by irene bean
|:: HOME :: GET EMAIL UPDATES :: Goodreads :: Eric Mayer :: Lovely Violet :: Smartiplants :: Anna :: A Crystal Heritage :: More where that came from :: Topsy Turvy :: Old and in the Way :: Talking Stick Annex :: DJ :: Nina :: Blue Sky :: Bex :: Maggie :: hil the thrill :: jurnul :: Kitchenblogic :: Sleeps with Rocks :: Pound Head Here :: Golden Grain Farm :: Eric Reed :: The Big Diseasey :: Lori's Blog :: Talking Stick :: EMAIL ::|
Read/Post Comments (9)
SOME OF MY FAVORITE BLOGS I'VE POSTED
A Solid Foundation
Not Trying to be Corny
This Little Light of Mine
We Were Once Young
Veni, Vedi, Vinca
U Tube Has a New Star
Packing a 3-Iron
Well... Come on in
There's no Substitute
Dressed for Success
Life can be Crazy
The New Dog
No Spilt Milk
Have Ya Heard the One About?
The Great Caper
My New Security System
2006-02-05 6:28 AM
The other night we had pizza delivered. Our small town Domino's folk know us by name and our quirky preferences: Thin slice with Canadian bacon, well-done. It's the well-done part that's quirky, and a reaffirmation that Brian and I were destined for each other.
A couple of years ago, this same pizzeria mistakenly charred our pizza and delivered it anyway. We didn't discover the blackened contents until the driver, tip in hand, was nothing but dim taillights zooming in the distance. Well, we dug in anyway and discovered we liked the added crispiness. We've ordered our pizzas well-done ever since.
The past few times our delivery person has been a Nate Holdberg. He hails from someplace in Michigan and is currently stationed at Pendleton Marine Base, which is nearby. Technically, Fallbrook should be considered a military town because of its proximity to the base, but it isn't. I don't think the military can afford Fallbrook. Shoot (no pun intended), we hardly can!
The first time Nate delivered our pizza, Brian and I had a cat-spittin' fight. I rued the fact that the young man had to moonlight with pizza deliveries. "For the love of God," I hissed, "he's about to leave for Iraq, very maybe die for you and me, and the government can't pay him enough and he has to deliver our flippin' well-done pizzas!" Brian's mind is tightly wired to the tenet that an abundance of work is good no matter who you are. "But he's going to Iraq!" I continued to yowl. (I am always the loud one in our fights.) After a long row, we finally silenced ourselves with no resolution, and ate our cold pizza.

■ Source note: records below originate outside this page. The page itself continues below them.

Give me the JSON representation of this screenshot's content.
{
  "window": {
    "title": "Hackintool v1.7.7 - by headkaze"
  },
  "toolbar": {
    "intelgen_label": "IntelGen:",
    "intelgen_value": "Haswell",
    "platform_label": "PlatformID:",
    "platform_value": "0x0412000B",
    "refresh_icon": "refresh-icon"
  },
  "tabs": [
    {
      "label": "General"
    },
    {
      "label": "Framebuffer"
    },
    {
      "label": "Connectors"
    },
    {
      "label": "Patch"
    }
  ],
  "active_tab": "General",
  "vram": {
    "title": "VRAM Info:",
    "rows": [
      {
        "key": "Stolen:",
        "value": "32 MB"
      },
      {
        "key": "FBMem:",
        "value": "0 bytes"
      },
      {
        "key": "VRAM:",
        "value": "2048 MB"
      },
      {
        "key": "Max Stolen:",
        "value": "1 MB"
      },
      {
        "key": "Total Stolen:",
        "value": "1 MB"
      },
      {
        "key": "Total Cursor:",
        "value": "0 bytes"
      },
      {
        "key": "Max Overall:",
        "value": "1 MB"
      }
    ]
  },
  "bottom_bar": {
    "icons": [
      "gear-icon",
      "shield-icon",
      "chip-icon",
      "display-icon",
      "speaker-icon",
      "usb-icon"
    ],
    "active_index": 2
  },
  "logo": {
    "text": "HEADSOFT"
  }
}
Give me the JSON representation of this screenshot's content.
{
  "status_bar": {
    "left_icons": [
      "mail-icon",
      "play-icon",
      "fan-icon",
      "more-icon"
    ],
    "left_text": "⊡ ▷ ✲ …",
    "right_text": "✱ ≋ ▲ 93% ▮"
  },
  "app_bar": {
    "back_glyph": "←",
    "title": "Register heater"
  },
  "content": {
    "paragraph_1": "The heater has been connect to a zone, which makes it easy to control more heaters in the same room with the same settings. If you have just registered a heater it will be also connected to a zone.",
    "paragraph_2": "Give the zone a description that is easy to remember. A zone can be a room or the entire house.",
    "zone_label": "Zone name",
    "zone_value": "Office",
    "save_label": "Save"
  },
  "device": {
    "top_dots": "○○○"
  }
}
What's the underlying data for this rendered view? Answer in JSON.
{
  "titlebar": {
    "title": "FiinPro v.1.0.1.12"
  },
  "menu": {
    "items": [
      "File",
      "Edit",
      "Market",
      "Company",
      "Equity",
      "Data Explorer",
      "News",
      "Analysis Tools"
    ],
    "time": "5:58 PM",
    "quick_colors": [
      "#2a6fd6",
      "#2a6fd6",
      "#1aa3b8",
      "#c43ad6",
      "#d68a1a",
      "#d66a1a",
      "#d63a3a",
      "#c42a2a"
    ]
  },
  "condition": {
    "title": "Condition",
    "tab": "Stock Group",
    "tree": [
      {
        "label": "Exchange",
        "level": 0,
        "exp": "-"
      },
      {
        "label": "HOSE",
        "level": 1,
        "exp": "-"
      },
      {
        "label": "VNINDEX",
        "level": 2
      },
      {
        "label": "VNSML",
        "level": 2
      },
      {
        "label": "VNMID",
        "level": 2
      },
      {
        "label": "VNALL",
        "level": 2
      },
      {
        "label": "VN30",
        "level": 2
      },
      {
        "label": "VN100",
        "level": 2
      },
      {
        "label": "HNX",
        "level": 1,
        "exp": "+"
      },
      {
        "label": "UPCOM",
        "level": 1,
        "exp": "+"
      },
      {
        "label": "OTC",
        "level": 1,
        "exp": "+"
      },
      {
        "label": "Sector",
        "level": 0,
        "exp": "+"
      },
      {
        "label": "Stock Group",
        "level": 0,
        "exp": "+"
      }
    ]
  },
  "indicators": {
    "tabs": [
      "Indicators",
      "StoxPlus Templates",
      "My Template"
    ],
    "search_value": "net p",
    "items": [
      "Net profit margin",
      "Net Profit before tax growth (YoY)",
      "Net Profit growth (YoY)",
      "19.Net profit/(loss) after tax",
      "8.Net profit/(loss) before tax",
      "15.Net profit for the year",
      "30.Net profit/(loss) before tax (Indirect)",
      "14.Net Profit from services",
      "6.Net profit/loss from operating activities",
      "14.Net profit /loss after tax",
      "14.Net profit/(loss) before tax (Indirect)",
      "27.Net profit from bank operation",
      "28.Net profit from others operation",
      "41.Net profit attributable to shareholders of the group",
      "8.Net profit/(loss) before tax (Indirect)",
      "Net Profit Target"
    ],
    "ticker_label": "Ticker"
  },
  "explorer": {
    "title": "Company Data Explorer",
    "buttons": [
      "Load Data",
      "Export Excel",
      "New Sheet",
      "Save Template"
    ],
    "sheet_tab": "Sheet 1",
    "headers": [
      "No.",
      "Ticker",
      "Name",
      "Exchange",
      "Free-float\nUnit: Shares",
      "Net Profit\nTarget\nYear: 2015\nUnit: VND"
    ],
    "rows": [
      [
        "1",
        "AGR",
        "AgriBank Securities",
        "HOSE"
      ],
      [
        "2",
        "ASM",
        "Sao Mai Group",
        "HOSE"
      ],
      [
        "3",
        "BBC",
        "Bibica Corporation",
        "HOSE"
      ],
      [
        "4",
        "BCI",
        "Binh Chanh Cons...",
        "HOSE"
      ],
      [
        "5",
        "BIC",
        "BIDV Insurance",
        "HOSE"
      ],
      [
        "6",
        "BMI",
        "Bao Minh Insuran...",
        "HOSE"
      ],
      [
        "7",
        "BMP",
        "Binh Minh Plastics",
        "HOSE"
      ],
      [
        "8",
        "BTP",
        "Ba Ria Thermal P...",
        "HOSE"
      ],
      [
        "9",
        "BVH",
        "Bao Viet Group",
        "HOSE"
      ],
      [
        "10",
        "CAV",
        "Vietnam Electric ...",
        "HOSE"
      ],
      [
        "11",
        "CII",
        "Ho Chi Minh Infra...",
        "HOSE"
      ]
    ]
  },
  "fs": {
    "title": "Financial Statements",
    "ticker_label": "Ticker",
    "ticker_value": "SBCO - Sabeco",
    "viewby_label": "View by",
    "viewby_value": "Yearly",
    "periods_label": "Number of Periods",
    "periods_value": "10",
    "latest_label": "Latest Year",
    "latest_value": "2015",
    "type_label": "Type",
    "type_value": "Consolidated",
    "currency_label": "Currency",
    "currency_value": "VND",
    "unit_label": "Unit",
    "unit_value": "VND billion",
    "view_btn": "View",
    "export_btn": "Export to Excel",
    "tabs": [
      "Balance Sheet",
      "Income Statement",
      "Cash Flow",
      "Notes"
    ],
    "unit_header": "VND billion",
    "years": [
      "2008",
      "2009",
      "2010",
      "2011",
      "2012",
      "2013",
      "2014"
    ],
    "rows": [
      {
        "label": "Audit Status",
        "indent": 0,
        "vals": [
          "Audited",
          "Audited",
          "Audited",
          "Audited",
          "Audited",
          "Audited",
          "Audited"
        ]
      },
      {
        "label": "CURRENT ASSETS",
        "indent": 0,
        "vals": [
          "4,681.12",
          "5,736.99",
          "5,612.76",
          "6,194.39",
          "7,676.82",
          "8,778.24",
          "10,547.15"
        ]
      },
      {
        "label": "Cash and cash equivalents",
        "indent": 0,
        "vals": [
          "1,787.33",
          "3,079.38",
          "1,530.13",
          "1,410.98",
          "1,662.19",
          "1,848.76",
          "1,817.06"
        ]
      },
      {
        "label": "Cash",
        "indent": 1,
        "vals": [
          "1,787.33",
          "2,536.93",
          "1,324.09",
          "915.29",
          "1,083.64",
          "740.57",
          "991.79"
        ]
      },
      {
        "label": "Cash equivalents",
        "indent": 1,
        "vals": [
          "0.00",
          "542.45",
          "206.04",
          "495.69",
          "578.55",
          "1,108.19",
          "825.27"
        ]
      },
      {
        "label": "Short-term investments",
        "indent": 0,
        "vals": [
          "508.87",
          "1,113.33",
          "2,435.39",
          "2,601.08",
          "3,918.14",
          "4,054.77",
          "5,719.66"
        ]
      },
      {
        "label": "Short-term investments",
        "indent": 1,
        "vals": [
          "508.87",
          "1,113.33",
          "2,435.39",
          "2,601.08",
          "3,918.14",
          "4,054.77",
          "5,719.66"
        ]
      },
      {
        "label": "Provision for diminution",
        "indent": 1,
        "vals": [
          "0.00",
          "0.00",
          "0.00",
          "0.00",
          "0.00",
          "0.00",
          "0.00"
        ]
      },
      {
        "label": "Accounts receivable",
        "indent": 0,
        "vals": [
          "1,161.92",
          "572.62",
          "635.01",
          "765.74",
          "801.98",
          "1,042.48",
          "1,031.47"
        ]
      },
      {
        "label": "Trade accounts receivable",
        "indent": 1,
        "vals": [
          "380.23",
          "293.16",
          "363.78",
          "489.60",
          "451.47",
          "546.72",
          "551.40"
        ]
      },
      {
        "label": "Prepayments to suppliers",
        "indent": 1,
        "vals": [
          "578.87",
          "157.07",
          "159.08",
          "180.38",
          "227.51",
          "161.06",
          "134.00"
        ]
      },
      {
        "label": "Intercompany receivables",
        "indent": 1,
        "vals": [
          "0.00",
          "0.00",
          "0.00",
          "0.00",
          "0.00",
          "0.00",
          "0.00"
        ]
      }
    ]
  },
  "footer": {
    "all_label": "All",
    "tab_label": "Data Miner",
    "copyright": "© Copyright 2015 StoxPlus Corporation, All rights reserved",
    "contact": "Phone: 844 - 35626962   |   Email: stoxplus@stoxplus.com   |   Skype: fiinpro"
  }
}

Nate is preparing to leave for Iraq in a few days. When he lands he will be working in a division that tends to telephones and switchboards. After 14 months he is re-upping to join the EOD (Explosive Ordnance Disposal). His choice is beyond my comprehension. He's so young. His big toothy smile never left his face. It was the first time I've been addressed "Ma'am" and wasn't offended. He's clearly so proud to be a Marine and to be serving his country. I weep this very moment to remember his enthusiasm. I hate the war. I love all the Nate Holdbergs.
This time Brian and I didn't fight - who needs another war? Besides, we were filled with so much goodwill for Nate, pumping his hand with good wishes, safekeeping. I regret restraining the urge to throw my arms around him with a hug.
After he left, we were quieted by our own thoughts for this young man - the peril he is embracing with pride. We ate our perfectly charred pizza in silence. He delivered much more than pizza.
He leaves Pendleton on 2/8. He lands in Iraq on 2/11. To whomever you pray, keep Nate Holdberg close. Keep all the Nate Holdbergs close.
Read/Post Comments (9)
Previous Entry :: Next Entry
Back to Top
© 2001-2010 JournalScape.com. All rights reserved.
All content rights reserved by the author.